The end of the night is really a sacred time, as anyone working in the bar industry knows. Patrons head out, leaving our small staff and whatever intimate friends came by to sit at the bar, counting out sweaty 1s and toasting shots. We play some Nina Simone on the jukebox and sometimes show each other new pole tricks or, even better, try to teach them to nondancer pals and boyfriends who happen to be there. Once all the 1s have been cashed in and the closing-time drink finished, I load my sweaty, dirty self into the car and, comfortably exhausted, head home where I take a shower to end all showers and eat something, usually involving red meat or breakfast. By 4 a.m. or so, I climb into bed and kiss my boyfriend good night, just another twentysomething gal happy to have made enough to avoid BGE's hit list and looking forward to trading a few of those sticky 1s for a fried-chicken dinner tomorrow, just in time to do it all over again.

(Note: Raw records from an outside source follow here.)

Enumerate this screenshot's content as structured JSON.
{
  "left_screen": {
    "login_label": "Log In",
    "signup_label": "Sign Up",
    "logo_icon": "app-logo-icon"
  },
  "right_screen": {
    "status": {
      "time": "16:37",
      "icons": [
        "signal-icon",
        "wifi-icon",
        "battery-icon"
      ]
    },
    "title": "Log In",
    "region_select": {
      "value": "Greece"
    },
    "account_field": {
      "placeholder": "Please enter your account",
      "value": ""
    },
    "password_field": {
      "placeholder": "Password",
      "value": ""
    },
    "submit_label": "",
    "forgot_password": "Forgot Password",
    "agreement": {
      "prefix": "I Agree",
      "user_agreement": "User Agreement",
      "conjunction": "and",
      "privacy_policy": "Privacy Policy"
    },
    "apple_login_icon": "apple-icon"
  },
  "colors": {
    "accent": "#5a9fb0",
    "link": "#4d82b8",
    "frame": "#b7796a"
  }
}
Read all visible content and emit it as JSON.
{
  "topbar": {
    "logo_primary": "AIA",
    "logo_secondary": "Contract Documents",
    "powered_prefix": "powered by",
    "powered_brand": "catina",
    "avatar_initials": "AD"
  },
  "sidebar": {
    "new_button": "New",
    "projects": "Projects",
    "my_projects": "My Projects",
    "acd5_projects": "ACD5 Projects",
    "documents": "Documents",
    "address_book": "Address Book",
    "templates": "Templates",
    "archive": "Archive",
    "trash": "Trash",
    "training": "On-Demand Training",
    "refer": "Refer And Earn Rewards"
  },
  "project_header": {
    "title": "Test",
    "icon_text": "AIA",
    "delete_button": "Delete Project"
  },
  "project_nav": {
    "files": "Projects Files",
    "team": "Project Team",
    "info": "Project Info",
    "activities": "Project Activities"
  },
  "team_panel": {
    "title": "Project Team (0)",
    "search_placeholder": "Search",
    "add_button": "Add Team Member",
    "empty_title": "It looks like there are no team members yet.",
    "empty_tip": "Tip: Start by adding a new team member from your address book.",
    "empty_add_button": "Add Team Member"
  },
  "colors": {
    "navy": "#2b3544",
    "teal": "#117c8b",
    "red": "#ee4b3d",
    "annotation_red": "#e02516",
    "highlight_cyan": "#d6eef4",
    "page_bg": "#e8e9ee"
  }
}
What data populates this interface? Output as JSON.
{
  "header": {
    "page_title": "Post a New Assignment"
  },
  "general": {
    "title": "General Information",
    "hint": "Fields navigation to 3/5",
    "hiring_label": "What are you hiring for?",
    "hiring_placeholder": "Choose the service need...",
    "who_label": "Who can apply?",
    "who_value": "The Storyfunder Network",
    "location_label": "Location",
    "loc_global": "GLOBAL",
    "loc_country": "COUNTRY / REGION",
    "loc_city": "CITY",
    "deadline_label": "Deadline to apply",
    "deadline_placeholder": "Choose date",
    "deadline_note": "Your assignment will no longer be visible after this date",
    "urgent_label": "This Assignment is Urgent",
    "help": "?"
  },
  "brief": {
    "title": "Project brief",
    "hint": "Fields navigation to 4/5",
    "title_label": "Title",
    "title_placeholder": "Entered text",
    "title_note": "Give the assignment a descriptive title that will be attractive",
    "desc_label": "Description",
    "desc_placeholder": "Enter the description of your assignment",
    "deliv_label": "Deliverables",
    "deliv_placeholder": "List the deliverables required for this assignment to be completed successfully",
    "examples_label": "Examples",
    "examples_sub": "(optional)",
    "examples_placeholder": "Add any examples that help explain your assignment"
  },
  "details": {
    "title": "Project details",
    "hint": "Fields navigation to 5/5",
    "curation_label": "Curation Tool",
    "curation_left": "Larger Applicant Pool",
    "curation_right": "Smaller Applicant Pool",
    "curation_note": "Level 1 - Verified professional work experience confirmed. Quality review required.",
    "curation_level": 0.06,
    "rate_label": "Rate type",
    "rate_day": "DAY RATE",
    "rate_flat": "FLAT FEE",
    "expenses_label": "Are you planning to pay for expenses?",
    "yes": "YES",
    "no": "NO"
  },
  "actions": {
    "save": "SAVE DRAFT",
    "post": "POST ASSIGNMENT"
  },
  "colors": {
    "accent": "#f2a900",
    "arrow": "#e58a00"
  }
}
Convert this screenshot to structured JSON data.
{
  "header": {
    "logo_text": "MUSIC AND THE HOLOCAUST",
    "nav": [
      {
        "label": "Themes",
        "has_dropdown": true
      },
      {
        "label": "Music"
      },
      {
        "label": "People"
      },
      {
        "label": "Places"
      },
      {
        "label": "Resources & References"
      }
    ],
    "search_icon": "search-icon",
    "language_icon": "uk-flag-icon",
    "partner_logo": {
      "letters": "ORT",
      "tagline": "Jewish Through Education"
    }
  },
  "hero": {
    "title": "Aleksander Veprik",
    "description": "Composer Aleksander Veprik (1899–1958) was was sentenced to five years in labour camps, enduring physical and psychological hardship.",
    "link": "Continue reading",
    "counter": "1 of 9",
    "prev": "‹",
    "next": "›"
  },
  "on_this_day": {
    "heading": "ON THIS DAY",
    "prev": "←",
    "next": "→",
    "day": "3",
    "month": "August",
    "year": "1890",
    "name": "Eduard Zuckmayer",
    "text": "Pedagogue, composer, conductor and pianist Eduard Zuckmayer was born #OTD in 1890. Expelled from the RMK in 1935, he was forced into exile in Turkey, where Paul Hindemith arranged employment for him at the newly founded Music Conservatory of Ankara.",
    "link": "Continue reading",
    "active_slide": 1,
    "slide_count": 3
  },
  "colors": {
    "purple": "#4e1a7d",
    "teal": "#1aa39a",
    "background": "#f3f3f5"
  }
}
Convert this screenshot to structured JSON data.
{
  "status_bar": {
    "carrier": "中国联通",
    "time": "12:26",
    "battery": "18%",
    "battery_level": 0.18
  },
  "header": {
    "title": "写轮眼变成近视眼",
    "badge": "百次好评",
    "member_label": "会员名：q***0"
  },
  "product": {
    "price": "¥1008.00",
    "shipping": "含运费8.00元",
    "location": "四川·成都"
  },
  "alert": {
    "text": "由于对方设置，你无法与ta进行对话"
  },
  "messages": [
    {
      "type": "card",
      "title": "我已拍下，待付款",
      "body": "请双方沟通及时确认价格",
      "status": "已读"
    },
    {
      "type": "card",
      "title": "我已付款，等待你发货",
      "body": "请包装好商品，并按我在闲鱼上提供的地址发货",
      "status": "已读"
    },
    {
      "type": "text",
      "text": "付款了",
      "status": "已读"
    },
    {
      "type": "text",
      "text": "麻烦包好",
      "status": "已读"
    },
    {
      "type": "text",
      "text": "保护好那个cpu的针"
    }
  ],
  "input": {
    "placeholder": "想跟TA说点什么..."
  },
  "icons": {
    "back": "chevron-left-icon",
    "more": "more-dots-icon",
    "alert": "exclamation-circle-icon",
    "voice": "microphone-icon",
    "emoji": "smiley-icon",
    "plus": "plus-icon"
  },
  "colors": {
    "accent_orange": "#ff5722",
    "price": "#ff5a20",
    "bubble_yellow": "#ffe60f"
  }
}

As in any business that markets superficial sex appeal, there is a glaring shelf date on my current career. Truth is, you can't do this forever. I am going to get old, and well before that my knees are going to tell me that high heels just aren't gonna do it anymore. So what then?

It's been a killer adventure, but already my résumé has a questionably long gap in it. A lot of "retired" dancers simply become bartenders, or if they managed to save even a fraction of what they made in their heyday, they just flat out retire. Thanks to maintaining a level head about the whole deal, and not a little bit of luck, I've managed to put myself most of the way through school, and even had the good fortune to become a fitness instructor, teaching classes on how to use exotic dance and pole dancing as a means to get in shape.

I don't know what I'm going to be "when I grow up." I never expected to be a stripper anymore than I ever expected to be a doctor, but here I am. Still, though I might not ever pick up a guitar, I rock 'n' roll. And it beats a day job.